IEC 60601-1 Edition 3.1 was introduced in 2012 to address many issues identified as unclear or ambiguous in the original third edition. Then, with increasing use of wireless devices like cell phones and laptops, the IEC 60601-1-2 collateral standard was introduced to address electromagnetic compatibility (EMC) issues affecting both the medical devices and other equipment in the vicinity. This became essential as medical equipment is increasingly intended for use in home and other environments outside the hospital. The Standard’s Fourth Edition defines three such ‘intended use environments’: professional healthcare facilities, home healthcare, and "special" environments.
Expected growth of the medical power supply market
According to Market Data Forecast, Inc, the size of the global medical power supply market is projected to reach USD1.37 billion by 2026, from USD980 million in 2021 – a CAGR of 5.92 % for the period. The growing need for smaller, more proficient, consistent, cheaper and lighter-weight medical devices is a key market driver. Other significant factors include an increasing number of healthcare facilities, a rising incidence of chronic diseases, and growing demand for wearable and household devices. Healthcare technologies are evolving in every possible aspect, from patient registration to data monitoring and from laboratory tests to self-care devices.

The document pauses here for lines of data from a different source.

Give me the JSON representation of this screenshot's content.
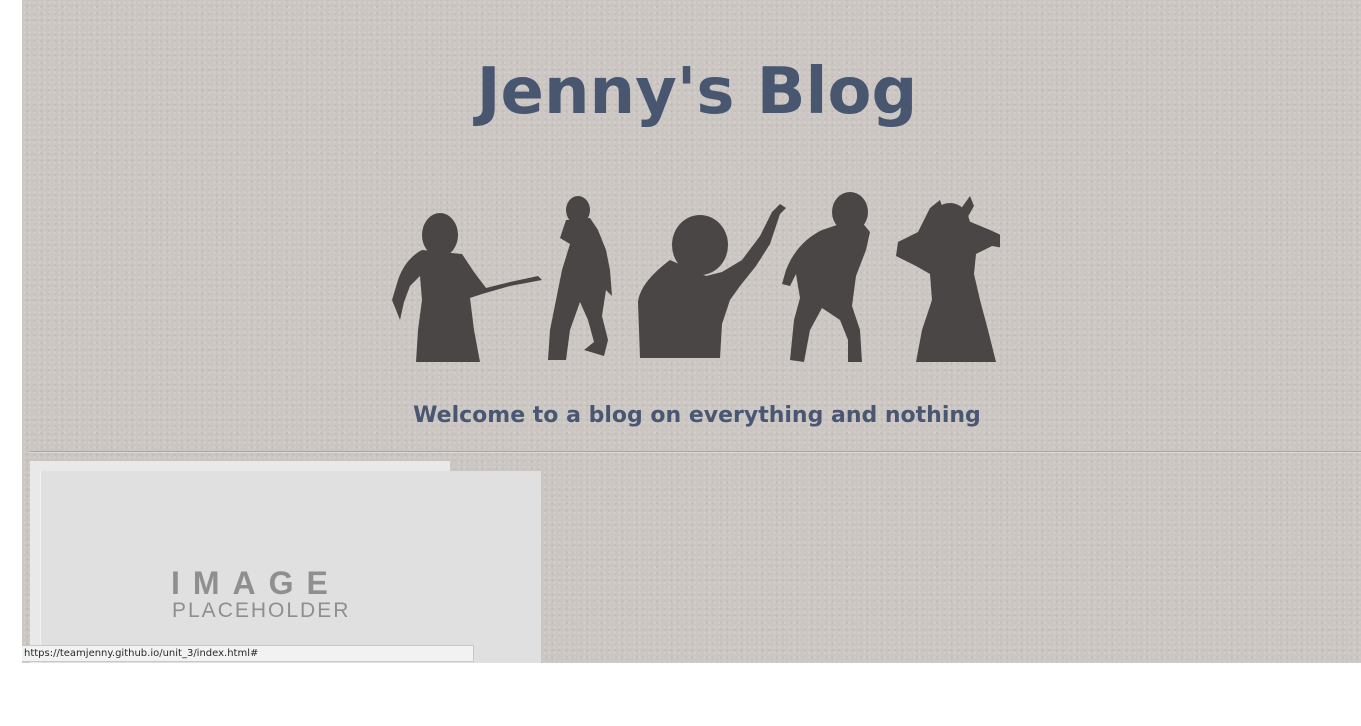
{
  "header": {
    "title": "Jenny's Blog",
    "tagline": "Welcome to a blog on everything and nothing"
  },
  "hero": {
    "description_icon": "dancer-silhouettes-icon",
    "silhouette_color": "#4a4645"
  },
  "post": {
    "image_placeholder_title": "IMAGE",
    "image_placeholder_subtitle": "PLACEHOLDER"
  },
  "status_bar": {
    "url": "https://teamjenny.github.io/unit_3/index.html#"
  },
  "colors": {
    "title": "#485670",
    "background": "#cbc6c2"
  }
}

Public and private spending on health has increased considerably, due to population increases and the prevalence of various diseases. Additionally, rapidly changing lifestyles drive the demand for advanced healthcare solutions, accelerating the need for medical power supplies globally. The increase in healthcare spending has led to the popular adoption of wireless technologies and implantable devices, and a strong preference for health facility alternatives.
The APAC region dominated the global medical power supply market in 2020, with a share of 43.3 % in value. This was followed by Europe, North America, Latin America, the Middle East, and Africa.